The Key Difference Between Biltong And Beef Jerky

Few snacks offer densely-packed satiation quite like dried meat. Take the ever-popular beef jerky: It's high in protein and other nutrients and has been a way of preserving precious meat for centuries. Its long shelf life and dry composition have made it a brilliant snack for travelers from across history. 

In the U.S., many renditions other than beef fall under the jerky umbrella, from pork to elk, even including fungi jerky. Abroad, many jerky-style options exist, from Thailand's dried pork snack, moo dad deaw, to Mexico's shredded beef machaca, but Southern Africa has a stand-out example in biltong. This dried meat originated from several countries in the region, and, although it would be easy to mistake it for U.S. jerky, biltong is prepared in a particular way, giving it a distinctive flavor, taste, and composition. It's now becoming increasingly popular in international markets, too. So do add it to your snack drawer. But first, let's discover what makes it different from the beef jerky commonly found on American shelves.

What is biltong?

Biltong is a dried meat product that hails from Africa. It's been consumed in the area around South Africa, including the neighboring countries of Zimbabwe and Botswana, since the early 1600s. Beef is the most common protein source, but like with jerky, various meat types can be turned into biltong. Common ones include venison, kudu, springbok, and ostrich, with fish versions being less standard.

Biltong employs a vinegar and salt base, both for flavoring and curing processes. Then, for additional aroma, it's filled out with spices that vary with different producers, but may well include coriander, cloves, curry, black pepper, and chilies. The food's flavor often fuses Malay tastes, which are commonly utilized in South Africa.

Unlike jerky, biltong relies on a completely air-dried process, which lends it a meatier consistency. Biltong is found in varying textures, ranging from still moist to crisper meats, depending on how long it's cured and dried for. As a result, it encompasses a considerable range of variations. 

What is beef jerky?

Beef jerky emerged from a multitude of techniques used in the Americas since pre-Columbian times. Its name hails from a Quechan word, ch'arki, which means dried and salted meat. In addition to preparation in the Northern Andes, similar dried meat recipes were also crafted by Native Americans in North America. Although recipes varied in their protein base – llama, buffalo, and elk were all used — none were crafted with beef in the early days. Cows only arrived in the Americas with the Spanish.

For over a century after the colonial arrival, the technique was referred to as charqui. The first anglicized reference to the word jerky occurred in 1612 in Virginia. Settlers fused centuries-old techniques with newly arrived cattle. Later, the popularity of cowboys further embedded it into American culture.

Today, beef jerky comes in all sorts of flavors and styles.
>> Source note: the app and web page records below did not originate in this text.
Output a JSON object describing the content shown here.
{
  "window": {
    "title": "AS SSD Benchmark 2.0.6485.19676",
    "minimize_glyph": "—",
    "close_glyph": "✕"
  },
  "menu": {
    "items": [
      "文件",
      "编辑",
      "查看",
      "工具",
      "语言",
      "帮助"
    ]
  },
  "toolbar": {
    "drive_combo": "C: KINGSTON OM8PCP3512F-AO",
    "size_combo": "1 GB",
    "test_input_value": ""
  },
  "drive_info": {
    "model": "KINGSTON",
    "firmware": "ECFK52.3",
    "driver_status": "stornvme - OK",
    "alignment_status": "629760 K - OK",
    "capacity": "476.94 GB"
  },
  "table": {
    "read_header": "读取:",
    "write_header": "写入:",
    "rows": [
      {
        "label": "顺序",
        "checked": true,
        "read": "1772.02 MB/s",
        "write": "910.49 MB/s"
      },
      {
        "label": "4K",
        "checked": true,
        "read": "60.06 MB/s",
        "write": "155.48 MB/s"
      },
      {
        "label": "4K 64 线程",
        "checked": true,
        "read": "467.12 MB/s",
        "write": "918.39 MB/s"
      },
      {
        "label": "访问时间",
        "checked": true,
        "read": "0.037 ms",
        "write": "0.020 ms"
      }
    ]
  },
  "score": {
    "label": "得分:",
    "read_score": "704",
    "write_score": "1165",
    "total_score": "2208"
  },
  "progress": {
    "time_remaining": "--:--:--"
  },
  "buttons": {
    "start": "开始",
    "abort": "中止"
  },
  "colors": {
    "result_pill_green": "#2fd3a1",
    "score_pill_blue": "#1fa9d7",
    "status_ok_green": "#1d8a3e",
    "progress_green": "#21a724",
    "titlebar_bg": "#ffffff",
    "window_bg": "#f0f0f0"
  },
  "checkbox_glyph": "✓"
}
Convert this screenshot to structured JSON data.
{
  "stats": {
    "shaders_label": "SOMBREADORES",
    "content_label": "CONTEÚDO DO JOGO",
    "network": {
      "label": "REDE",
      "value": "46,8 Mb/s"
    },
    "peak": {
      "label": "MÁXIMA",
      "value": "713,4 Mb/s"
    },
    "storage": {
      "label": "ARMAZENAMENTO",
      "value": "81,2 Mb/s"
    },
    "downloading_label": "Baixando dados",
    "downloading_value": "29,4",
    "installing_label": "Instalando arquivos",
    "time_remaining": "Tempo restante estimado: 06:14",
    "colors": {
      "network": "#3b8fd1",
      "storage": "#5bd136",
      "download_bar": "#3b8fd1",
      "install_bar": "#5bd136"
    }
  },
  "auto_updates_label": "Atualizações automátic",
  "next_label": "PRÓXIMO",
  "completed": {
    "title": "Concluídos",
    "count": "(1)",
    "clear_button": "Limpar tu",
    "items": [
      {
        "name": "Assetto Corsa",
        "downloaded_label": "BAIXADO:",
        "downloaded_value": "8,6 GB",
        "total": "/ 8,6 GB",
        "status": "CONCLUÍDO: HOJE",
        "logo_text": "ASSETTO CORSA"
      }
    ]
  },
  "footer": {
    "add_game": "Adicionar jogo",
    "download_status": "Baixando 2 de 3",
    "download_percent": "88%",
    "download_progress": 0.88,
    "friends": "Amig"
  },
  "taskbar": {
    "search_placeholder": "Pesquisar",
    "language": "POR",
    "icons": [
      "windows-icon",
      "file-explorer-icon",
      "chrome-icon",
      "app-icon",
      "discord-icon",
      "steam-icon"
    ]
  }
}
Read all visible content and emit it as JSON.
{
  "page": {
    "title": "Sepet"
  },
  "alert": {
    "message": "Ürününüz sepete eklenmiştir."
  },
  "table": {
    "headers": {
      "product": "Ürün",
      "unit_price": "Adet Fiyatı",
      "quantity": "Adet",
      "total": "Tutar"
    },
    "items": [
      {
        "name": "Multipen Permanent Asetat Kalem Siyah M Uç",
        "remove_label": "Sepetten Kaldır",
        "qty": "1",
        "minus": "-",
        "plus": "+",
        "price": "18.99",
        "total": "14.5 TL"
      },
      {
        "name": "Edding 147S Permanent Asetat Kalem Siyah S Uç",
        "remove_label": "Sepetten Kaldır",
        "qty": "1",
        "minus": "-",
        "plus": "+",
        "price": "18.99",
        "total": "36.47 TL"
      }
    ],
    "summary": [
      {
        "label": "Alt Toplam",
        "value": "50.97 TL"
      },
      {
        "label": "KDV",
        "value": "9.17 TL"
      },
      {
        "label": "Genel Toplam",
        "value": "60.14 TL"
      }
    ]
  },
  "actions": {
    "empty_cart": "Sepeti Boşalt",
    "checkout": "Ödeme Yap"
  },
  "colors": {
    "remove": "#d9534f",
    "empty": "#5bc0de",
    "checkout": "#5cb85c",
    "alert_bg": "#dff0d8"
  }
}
From teriyaki to chipotle, coffee, and bourbon, the food has taken on a dizzying amount of flavors. Yet, at its core, beef jerky is most usually noted for its smokey taste, thinner slices, and sweet notes. And its key distinction is in the preparation process — external heat is utilized. Let's dive into the details.

Beef jerky needs external heat, while biltong is air-dried

The two dried meats exhibit differences in the way they are made. Biltong is a cured, and naturally air-dried product. To dry the meat, it's simply hung in the air for several days, somewhere between 5 and 10, depending on the climate, situation, and what result the maker is looking for. Indoors, the food can be home-dried using a box with fans, lightbulbs, and other homemade contraptions — but of course, different producers have their own processes.

Conversely, beef jerky is a much quicker-to-make dried product, which lends it a different texture. It's manufactured using a dehydrator or other external heat source, which is kept at a lower temperature. Unlike the prolonged production of biltong, jerky can be made in only three hours, utilizing a more dehydrating process. Plus, the meat product is oftentimes smoked at the same time. However, not all jerky is cured, although much of it does spend time in a marinade, just like biltong. Varying techniques, paired with unique flavorings, result in differing outcomes.

Biltong boasts a meatier, more aromatic flavor

Although both biltong and beef jerky can be made with an expansive selection of seasonings applied as a marinade before drying, the two meat products lean to distinct palates. Biltong employs vinegar for curing, a principal difference that leads to a more tangy taste. Its less dehydrated consistency preserves a more traditionally meaty flavor, complemented by a chewier mouthfeel with more fat content, and it's made without any sugar.

Conversely, jerky relies more heavily on salt and sugar for preservation, as well as heat-induced caramelization. Plus, the meat is usually infused with a smokey flavor, which can come from traditional wood smoking, or sometimes from additives. This part is absent when making biltong. Jerky also has a more brittle, cracked consistency that's accentuated by the thinner slices into which it's usually cut.

While beef jerky's popularity has created flavors with far-reaching inspiration, classic recipes always boast a salty undertone, with notes of sugar and smoke. On the other hand, biltong has a much bolder, spiced flavor palate. However, in both styles, there's an abundance of variation based on the producer, which makes trying a new variety of both an adventure, until you find the one that's just right for your palate.